Advertising Regulations may result in large job loses

Speaker election process

The new Advertising Regulations (Bill), proposed by the government with the aim to regulate the country’s advertising sector,  may result in mass job losses, directly in the broadcasting and cable sector and indirectly impact the tourism and travel industry.

Nepal, with a population of about 30 million, has a little over 5.5 million households, according to the Central Bureau of Statistics, the country’s enumeration and statistics agency. About 3.2 million have cable and satellite TV connections.

About 45,000 people are employed by the cable TV distribution sector. Apart from them, Dish Media Network Ltd ‘Dish Home’ service has 80 distributors, over 4000 sub-dealers, more than 1000 Service Franchise and 2000 recharge card selling outlets and at least 6000 technicians, according to data on its website.

These employees and agents ensure that the government-owned channels, 32 private TV stations and 43 local channels reach every nook and corner of the country.

With the nation marching full steam ahead to digitize its broadcasting industry, some of the employment in the cable TV distribution sector has already been impacted resulting in job losses.

Now, with the proposed Advertising Regulations, there is every likelihood that a vast majority of the foreign channels may shut, as they are not going to be permitted to air channels with advertisements, in turn further impacting the employment scenario.

The bill stipulates a provision of clean feed policy for foreign television channels in Nepal, baring the TV channels from broadcasting foreign advertisements, both in recorded and live feeds. Moreover, Nepali media will not be allowed to broadcast foreign ads by dubbing them.

Indirectly, the advertising regulations and non-availability of most popular foreign channels, would also negatively impact one of its largest industries—travel and tourism.

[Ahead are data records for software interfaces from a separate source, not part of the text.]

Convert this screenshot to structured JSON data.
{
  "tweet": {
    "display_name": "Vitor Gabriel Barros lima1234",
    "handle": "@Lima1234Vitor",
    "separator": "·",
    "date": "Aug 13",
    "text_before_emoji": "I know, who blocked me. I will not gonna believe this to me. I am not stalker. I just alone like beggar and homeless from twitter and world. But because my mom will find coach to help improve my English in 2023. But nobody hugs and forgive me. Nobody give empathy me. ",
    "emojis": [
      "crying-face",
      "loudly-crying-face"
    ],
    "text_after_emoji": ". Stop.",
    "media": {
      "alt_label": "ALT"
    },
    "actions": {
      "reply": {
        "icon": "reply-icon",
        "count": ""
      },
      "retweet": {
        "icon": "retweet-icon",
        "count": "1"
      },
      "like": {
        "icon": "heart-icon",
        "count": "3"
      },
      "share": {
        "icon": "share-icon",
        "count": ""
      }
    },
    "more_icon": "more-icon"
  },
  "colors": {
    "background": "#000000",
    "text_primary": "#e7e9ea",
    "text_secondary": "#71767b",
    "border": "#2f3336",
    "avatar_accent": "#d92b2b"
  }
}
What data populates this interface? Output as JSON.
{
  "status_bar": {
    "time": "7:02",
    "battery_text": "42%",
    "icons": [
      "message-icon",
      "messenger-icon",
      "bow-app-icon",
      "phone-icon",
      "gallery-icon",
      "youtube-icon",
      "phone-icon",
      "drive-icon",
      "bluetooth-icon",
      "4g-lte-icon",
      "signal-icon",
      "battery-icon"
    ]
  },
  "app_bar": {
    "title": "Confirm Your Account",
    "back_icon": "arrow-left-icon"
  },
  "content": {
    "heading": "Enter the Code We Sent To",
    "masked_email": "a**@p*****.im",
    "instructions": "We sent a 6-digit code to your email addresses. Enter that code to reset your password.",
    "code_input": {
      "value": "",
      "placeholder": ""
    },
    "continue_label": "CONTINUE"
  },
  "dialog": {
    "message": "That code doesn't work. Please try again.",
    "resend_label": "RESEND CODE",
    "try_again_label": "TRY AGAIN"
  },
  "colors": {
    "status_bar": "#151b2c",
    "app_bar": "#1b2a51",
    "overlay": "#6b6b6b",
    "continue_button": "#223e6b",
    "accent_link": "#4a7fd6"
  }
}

In 2017, about 940,218 tourists visited the Himalayan nation, which is 25 percent more than 2016, according to the last available Nepal Tourism statistics. The sector is one of the largest contributors to the country’s economy and creating about one million direct and indirect jobs, World Travel and Tourism Council (WTTC), which compiles tourism statistics for 185 countries. Its foreign exchange earnings rose close to NRP 58.526 million which is 2.3 percent of its Gross Domestic Product (GDP).

During their stay, apart from sightseeing, trekking, mountaineering, foreign tourists also consume content in the language that they understand and are familiar with. In this regard, majority of tourists especially from English speaking countries such as Australia, New Zealand, the United States, the United Kingdom, Canada, etc. get entertainment from broadcasters of foreign TV channels such as Disney, HBO, Discovery, etc. Unavailability of most of the popular TV channels from these broadcasting networks would result as a dampener at a time when the average stay of tourist has already fallen by half to less than a week from 15 days earlier.

As per Nepal Labor Force Survey, there are about 908,000 people who are employed, of which 69.6 percent of them had unstable or short term employment of fewer than 12 months. Of the close to million unemployed, 69.1 percent of job seekers were in the active working age of 15 and 34 years, the survey’s findings showed.

With such high rate of employment, Nepal cannot afford to create a scenario of the current job market being reduced due to new regulations, but rather focus on measures to improve the employment rate of its largely young populace, to bolster the economy and reduce outward migration.